» Work item
Restate every line of the material below word for word, skipping the images.

» Available data
__________

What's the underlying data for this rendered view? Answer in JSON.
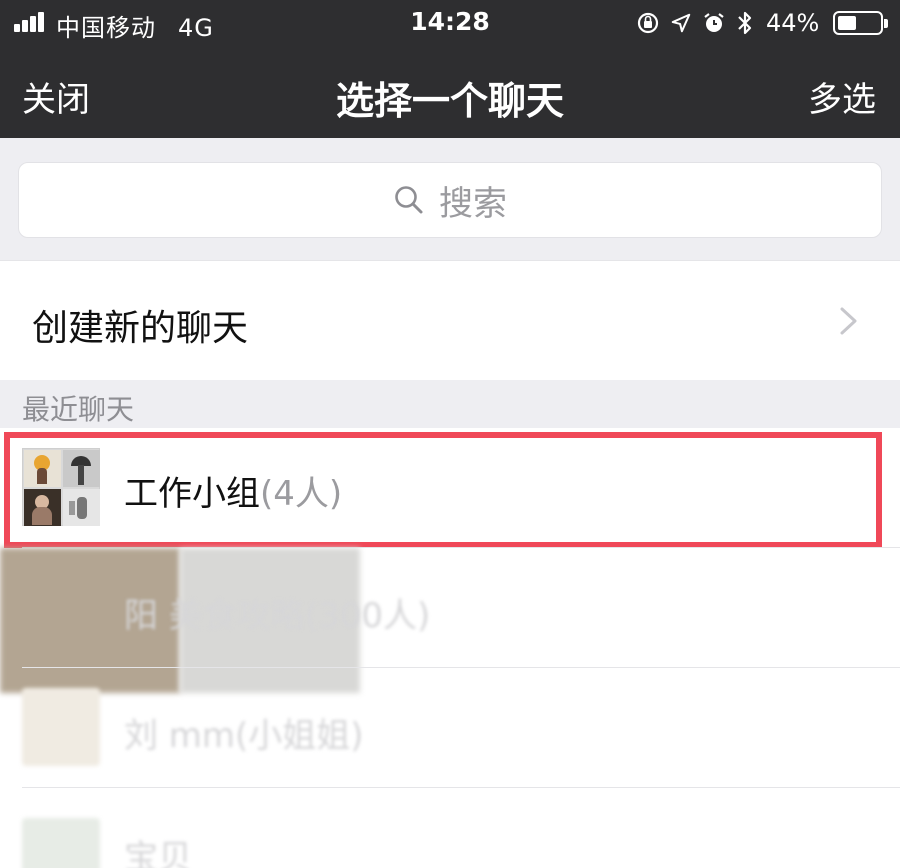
{
  "status_bar": {
    "carrier": "中国移动",
    "network": "4G",
    "time": "14:28",
    "battery_percent": "44%",
    "icons": [
      "signal-icon",
      "rotation-lock-icon",
      "location-arrow-icon",
      "alarm-icon",
      "bluetooth-icon",
      "battery-icon"
    ]
  },
  "nav": {
    "close_label": "关闭",
    "title": "选择一个聊天",
    "multi_select_label": "多选"
  },
  "search": {
    "placeholder": "搜索"
  },
  "create_chat": {
    "label": "创建新的聊天"
  },
  "recent": {
    "section_label": "最近聊天",
    "items": [
      {
        "name": "工作小组",
        "count": "(4人)",
        "highlighted": true
      },
      {
        "name": "阳 美食攻略",
        "count": "(300人)",
        "blurred": true
      },
      {
        "name": "刘 mm(小姐姐)",
        "count": "",
        "blurred": true
      },
      {
        "name": "宝贝",
        "count": "",
        "blurred": true
      }
    ]
  },
  "colors": {
    "nav_bg": "#2e2e30",
    "page_bg": "#eeeef2",
    "highlight": "#f04858",
    "secondary_text": "#8e8e93"
  }
}
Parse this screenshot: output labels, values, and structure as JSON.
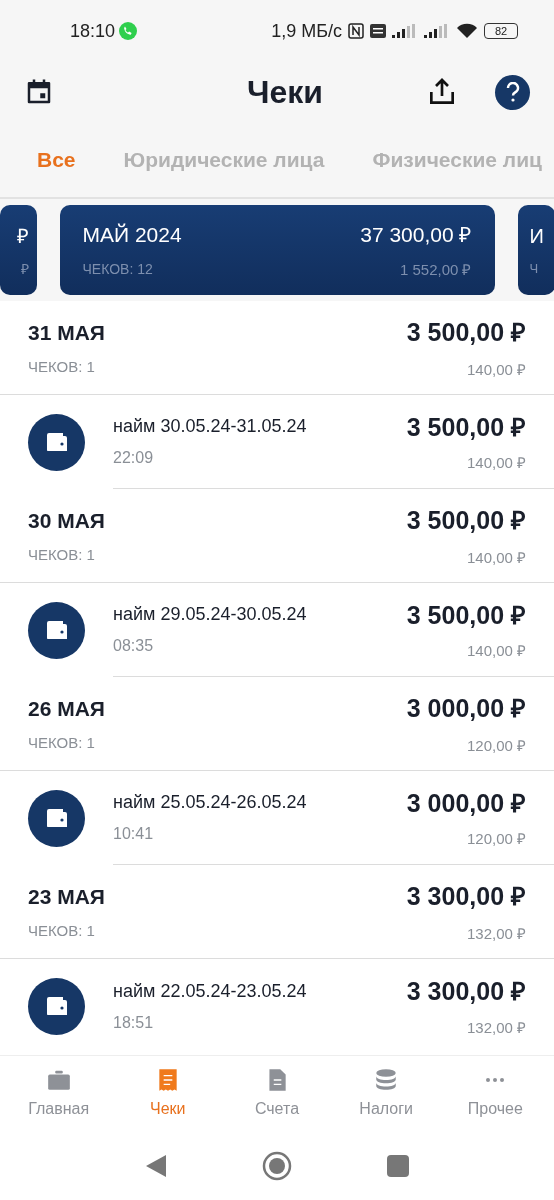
{
  "status_bar": {
    "time": "18:10",
    "speed": "1,9 МБ/с",
    "battery": "82"
  },
  "header": {
    "title": "Чеки"
  },
  "tabs": [
    {
      "label": "Все",
      "selected": true
    },
    {
      "label": "Юридические лица",
      "selected": false
    },
    {
      "label": "Физические лиц",
      "selected": false
    }
  ],
  "month_cards": [
    {
      "title": "₽",
      "subtitle": "₽",
      "kind": "left"
    },
    {
      "title": "МАЙ 2024",
      "subtitle": "ЧЕКОВ: 12",
      "amount": "37 300,00 ₽",
      "tax": "1 552,00 ₽",
      "kind": "center"
    },
    {
      "title": "И",
      "subtitle": "Ч",
      "kind": "right"
    }
  ],
  "rows": [
    {
      "kind": "day",
      "title": "31 МАЯ",
      "subtitle": "ЧЕКОВ: 1",
      "amount": "3 500,00 ₽",
      "tax": "140,00 ₽"
    },
    {
      "kind": "receipt",
      "title": "найм 30.05.24-31.05.24",
      "subtitle": "22:09",
      "amount": "3 500,00 ₽",
      "tax": "140,00 ₽"
    },
    {
      "kind": "day",
      "title": "30 МАЯ",
      "subtitle": "ЧЕКОВ: 1",
      "amount": "3 500,00 ₽",
      "tax": "140,00 ₽"
    },
    {
      "kind": "receipt",
      "title": "найм 29.05.24-30.05.24",
      "subtitle": "08:35",
      "amount": "3 500,00 ₽",
      "tax": "140,00 ₽"
    },
    {
      "kind": "day",
      "title": "26 МАЯ",
      "subtitle": "ЧЕКОВ: 1",
      "amount": "3 000,00 ₽",
      "tax": "120,00 ₽"
    },
    {
      "kind": "receipt",
      "title": "найм 25.05.24-26.05.24",
      "subtitle": "10:41",
      "amount": "3 000,00 ₽",
      "tax": "120,00 ₽"
    },
    {
      "kind": "day",
      "title": "23 МАЯ",
      "subtitle": "ЧЕКОВ: 1",
      "amount": "3 300,00 ₽",
      "tax": "132,00 ₽"
    },
    {
      "kind": "receipt",
      "title": "найм 22.05.24-23.05.24",
      "subtitle": "18:51",
      "amount": "3 300,00 ₽",
      "tax": "132,00 ₽"
    }
  ],
  "bottom_nav": [
    {
      "label": "Главная",
      "kind": "briefcase",
      "selected": false
    },
    {
      "label": "Чеки",
      "kind": "receipt",
      "selected": true
    },
    {
      "label": "Счета",
      "kind": "document",
      "selected": false
    },
    {
      "label": "Налоги",
      "kind": "coins",
      "selected": false
    },
    {
      "label": "Прочее",
      "kind": "more",
      "selected": false
    }
  ]
}
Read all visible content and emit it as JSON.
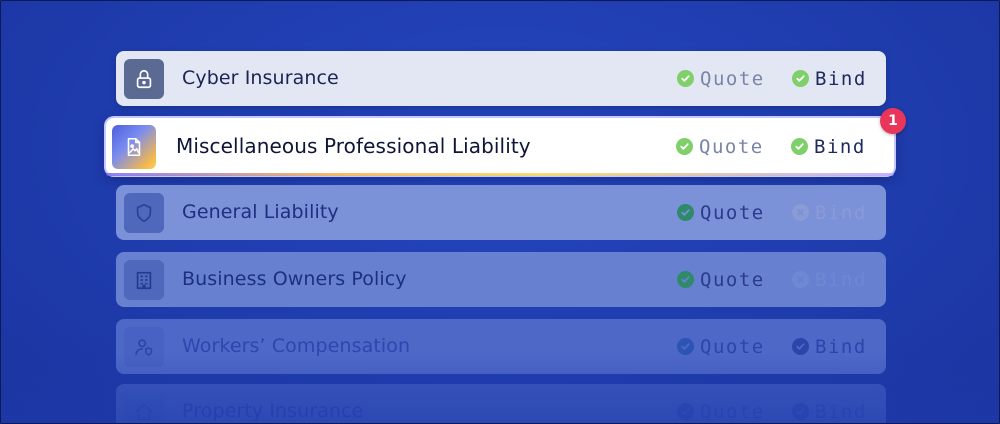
{
  "rows": [
    {
      "name": "Cyber Insurance",
      "quote": "Quote",
      "bind": "Bind"
    },
    {
      "name": "Miscellaneous Professional Liability",
      "quote": "Quote",
      "bind": "Bind",
      "badge": "1"
    },
    {
      "name": "General Liability",
      "quote": "Quote",
      "bind": "Bind"
    },
    {
      "name": "Business Owners Policy",
      "quote": "Quote",
      "bind": "Bind"
    },
    {
      "name": "Workers’ Compensation",
      "quote": "Quote",
      "bind": "Bind"
    },
    {
      "name": "Property Insurance",
      "quote": "Quote",
      "bind": "Bind"
    }
  ],
  "icons": [
    "lock-icon",
    "document-image-icon",
    "shield-icon",
    "building-icon",
    "user-shield-icon",
    "house-icon"
  ],
  "status": {
    "cyber": {
      "quote": "done",
      "bind": "done"
    },
    "misc_professional": {
      "quote": "done",
      "bind": "done"
    },
    "general_liability": {
      "quote": "done",
      "bind": "unavailable"
    },
    "business_owners": {
      "quote": "done",
      "bind": "unavailable"
    },
    "workers_comp": {
      "quote": "done",
      "bind": "done"
    },
    "property": {
      "quote": "done",
      "bind": "done"
    }
  },
  "colors": {
    "background": "#1f3cb0",
    "check_green": "#7fcf6a",
    "badge": "#e8365a"
  }
}
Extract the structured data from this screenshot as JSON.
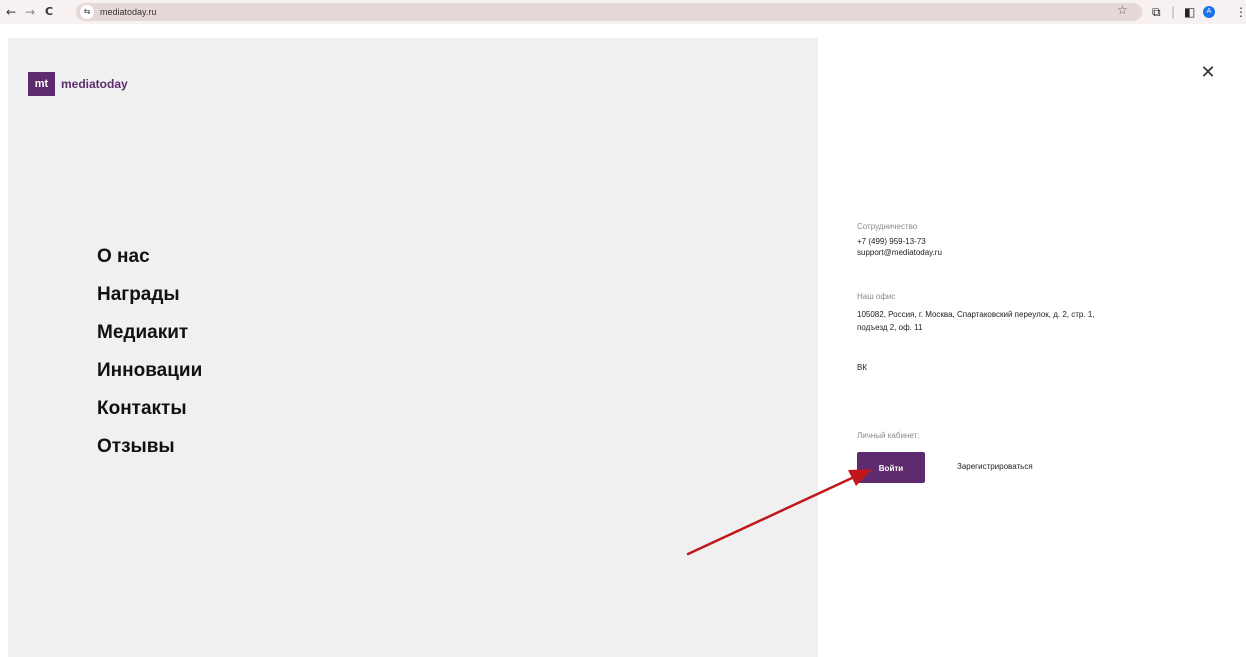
{
  "browser": {
    "back_icon": "←",
    "forward_icon": "→",
    "reload_icon": "C",
    "site_icon": "⇆",
    "url": "mediatoday.ru",
    "star_icon": "☆",
    "extensions_icon": "⧉",
    "separator": "|",
    "sidepanel_icon": "◧",
    "profile_initial": "A",
    "menu_icon": "⋮"
  },
  "logo": {
    "mark": "mt",
    "text": "mediatoday"
  },
  "nav": {
    "items": [
      {
        "label": "О нас"
      },
      {
        "label": "Награды"
      },
      {
        "label": "Медиакит"
      },
      {
        "label": "Инновации"
      },
      {
        "label": "Контакты"
      },
      {
        "label": "Отзывы"
      }
    ]
  },
  "panel": {
    "close_icon": "✕",
    "cooperation_label": "Сотрудничество",
    "phone": "+7 (499) 959-13-73",
    "email": "support@mediatoday.ru",
    "office_label": "Наш офис",
    "address_line1": "105082, Россия, г. Москва, Спартаковский переулок, д. 2, стр. 1,",
    "address_line2": "подъезд 2, оф. 11",
    "social_vk": "ВК",
    "account_label": "Личный кабинет:",
    "login_label": "Войти",
    "register_label": "Зарегистрироваться"
  },
  "colors": {
    "brand": "#5e2b6e",
    "annotation_arrow": "#c0171c"
  }
}
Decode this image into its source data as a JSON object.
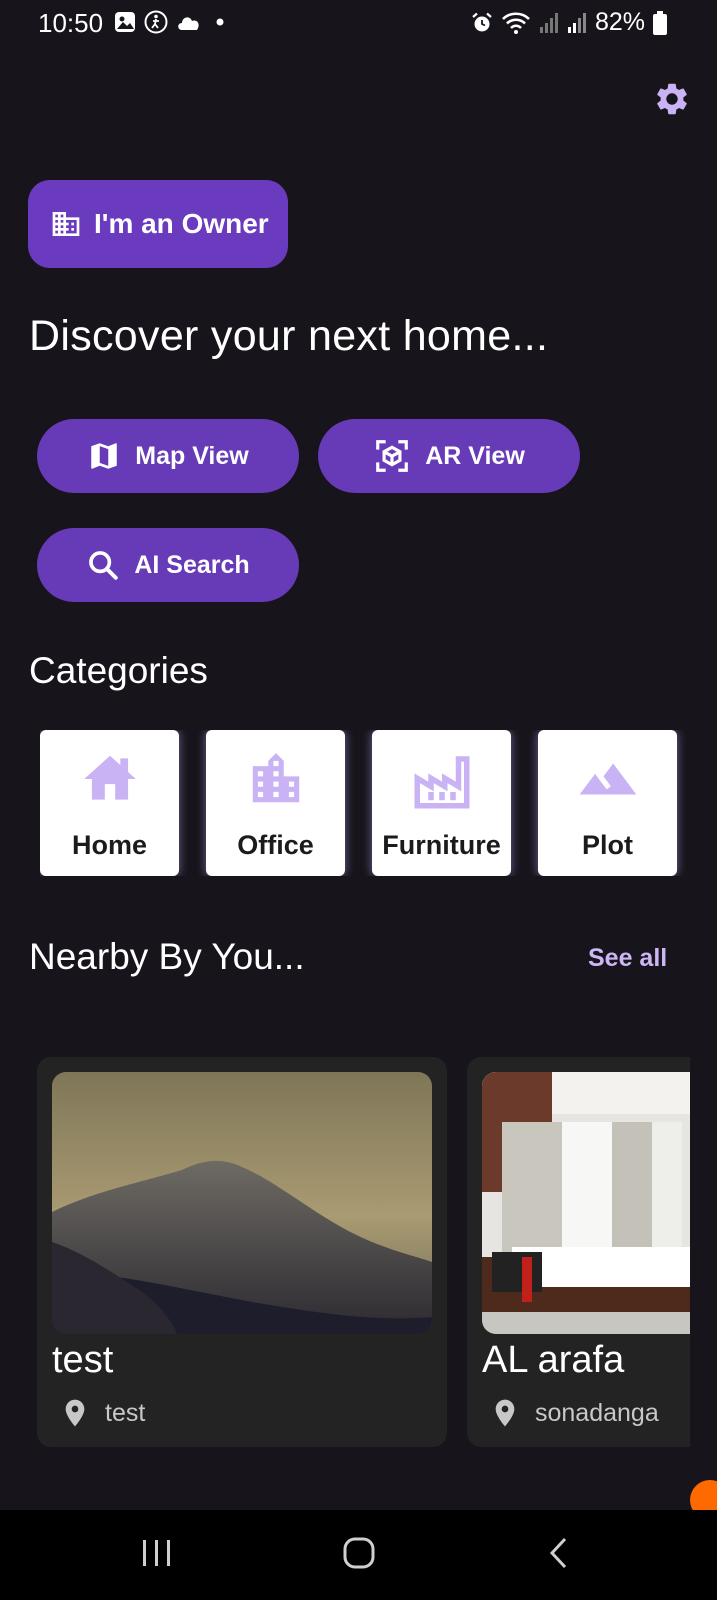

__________

» Answer for this exercise
What's the underlying data for this rendered view? Answer in JSON.
{
  "status_bar": {
    "carrier": "中国移动",
    "network": "4G",
    "time": "14:28",
    "battery_percent": "44%",
    "icons": [
      "signal-icon",
      "rotation-lock-icon",
      "location-arrow-icon",
      "alarm-icon",
      "bluetooth-icon",
      "battery-icon"
    ]
  },
  "nav": {
    "close_label": "关闭",
    "title": "选择一个聊天",
    "multi_select_label": "多选"
  },
  "search": {
    "placeholder": "搜索"
  },
  "create_chat": {
    "label": "创建新的聊天"
  },
  "recent": {
    "section_label": "最近聊天",
    "items": [
      {
        "name": "工作小组",
        "count": "(4人)",
        "highlighted": true
      },
      {
        "name": "阳 美食攻略",
        "count": "(300人)",
        "blurred": true
      },
      {
        "name": "刘 mm(小姐姐)",
        "count": "",
        "blurred": true
      },
      {
        "name": "宝贝",
        "count": "",
        "blurred": true
      }
    ]
  },
  "colors": {
    "nav_bg": "#2e2e30",
    "page_bg": "#eeeef2",
    "highlight": "#f04858",
    "secondary_text": "#8e8e93"
  }
}
Parse this screenshot: output labels, values, and structure as JSON.
{
  "status_bar": {
    "time": "18:10",
    "speed": "1,9 МБ/с",
    "battery": "82"
  },
  "header": {
    "title": "Чеки"
  },
  "tabs": [
    {
      "label": "Все",
      "selected": true
    },
    {
      "label": "Юридические лица",
      "selected": false
    },
    {
      "label": "Физические лиц",
      "selected": false
    }
  ],
  "month_cards": [
    {
      "title": "₽",
      "subtitle": "₽",
      "kind": "left"
    },
    {
      "title": "МАЙ 2024",
      "subtitle": "ЧЕКОВ: 12",
      "amount": "37 300,00 ₽",
      "tax": "1 552,00 ₽",
      "kind": "center"
    },
    {
      "title": "И",
      "subtitle": "Ч",
      "kind": "right"
    }
  ],
  "rows": [
    {
      "kind": "day",
      "title": "31 МАЯ",
      "subtitle": "ЧЕКОВ: 1",
      "amount": "3 500,00 ₽",
      "tax": "140,00 ₽"
    },
    {
      "kind": "receipt",
      "title": "найм 30.05.24-31.05.24",
      "subtitle": "22:09",
      "amount": "3 500,00 ₽",
      "tax": "140,00 ₽"
    },
    {
      "kind": "day",
      "title": "30 МАЯ",
      "subtitle": "ЧЕКОВ: 1",
      "amount": "3 500,00 ₽",
      "tax": "140,00 ₽"
    },
    {
      "kind": "receipt",
      "title": "найм 29.05.24-30.05.24",
      "subtitle": "08:35",
      "amount": "3 500,00 ₽",
      "tax": "140,00 ₽"
    },
    {
      "kind": "day",
      "title": "26 МАЯ",
      "subtitle": "ЧЕКОВ: 1",
      "amount": "3 000,00 ₽",
      "tax": "120,00 ₽"
    },
    {
      "kind": "receipt",
      "title": "найм 25.05.24-26.05.24",
      "subtitle": "10:41",
      "amount": "3 000,00 ₽",
      "tax": "120,00 ₽"
    },
    {
      "kind": "day",
      "title": "23 МАЯ",
      "subtitle": "ЧЕКОВ: 1",
      "amount": "3 300,00 ₽",
      "tax": "132,00 ₽"
    },
    {
      "kind": "receipt",
      "title": "найм 22.05.24-23.05.24",
      "subtitle": "18:51",
      "amount": "3 300,00 ₽",
      "tax": "132,00 ₽"
    }
  ],
  "bottom_nav": [
    {
      "label": "Главная",
      "kind": "briefcase",
      "selected": false
    },
    {
      "label": "Чеки",
      "kind": "receipt",
      "selected": true
    },
    {
      "label": "Счета",
      "kind": "document",
      "selected": false
    },
    {
      "label": "Налоги",
      "kind": "coins",
      "selected": false
    },
    {
      "label": "Прочее",
      "kind": "more",
      "selected": false
    }
  ]
}
Read all visible content and emit it as JSON.
{
  "rows": [
    {
      "name": "Cyber Insurance",
      "quote": "Quote",
      "bind": "Bind"
    },
    {
      "name": "Miscellaneous Professional Liability",
      "quote": "Quote",
      "bind": "Bind",
      "badge": "1"
    },
    {
      "name": "General Liability",
      "quote": "Quote",
      "bind": "Bind"
    },
    {
      "name": "Business Owners Policy",
      "quote": "Quote",
      "bind": "Bind"
    },
    {
      "name": "Workers’ Compensation",
      "quote": "Quote",
      "bind": "Bind"
    },
    {
      "name": "Property Insurance",
      "quote": "Quote",
      "bind": "Bind"
    }
  ],
  "icons": [
    "lock-icon",
    "document-image-icon",
    "shield-icon",
    "building-icon",
    "user-shield-icon",
    "house-icon"
  ],
  "status": {
    "cyber": {
      "quote": "done",
      "bind": "done"
    },
    "misc_professional": {
      "quote": "done",
      "bind": "done"
    },
    "general_liability": {
      "quote": "done",
      "bind": "unavailable"
    },
    "business_owners": {
      "quote": "done",
      "bind": "unavailable"
    },
    "workers_comp": {
      "quote": "done",
      "bind": "done"
    },
    "property": {
      "quote": "done",
      "bind": "done"
    }
  },
  "colors": {
    "background": "#1f3cb0",
    "check_green": "#7fcf6a",
    "badge": "#e8365a"
  }
}
Extract the structured data from this screenshot as JSON.
{
  "browser": {
    "back_icon": "←",
    "forward_icon": "→",
    "reload_icon": "C",
    "site_icon": "⇆",
    "url": "mediatoday.ru",
    "star_icon": "☆",
    "extensions_icon": "⧉",
    "separator": "|",
    "sidepanel_icon": "◧",
    "profile_initial": "A",
    "menu_icon": "⋮"
  },
  "logo": {
    "mark": "mt",
    "text": "mediatoday"
  },
  "nav": {
    "items": [
      {
        "label": "О нас"
      },
      {
        "label": "Награды"
      },
      {
        "label": "Медиакит"
      },
      {
        "label": "Инновации"
      },
      {
        "label": "Контакты"
      },
      {
        "label": "Отзывы"
      }
    ]
  },
  "panel": {
    "close_icon": "✕",
    "cooperation_label": "Сотрудничество",
    "phone": "+7 (499) 959-13-73",
    "email": "support@mediatoday.ru",
    "office_label": "Наш офис",
    "address_line1": "105082, Россия, г. Москва, Спартаковский переулок, д. 2, стр. 1,",
    "address_line2": "подъезд 2, оф. 11",
    "social_vk": "ВК",
    "account_label": "Личный кабинет:",
    "login_label": "Войти",
    "register_label": "Зарегистрироваться"
  },
  "colors": {
    "brand": "#5e2b6e",
    "annotation_arrow": "#c0171c"
  }
}
Decode this image into its source data as a JSON object.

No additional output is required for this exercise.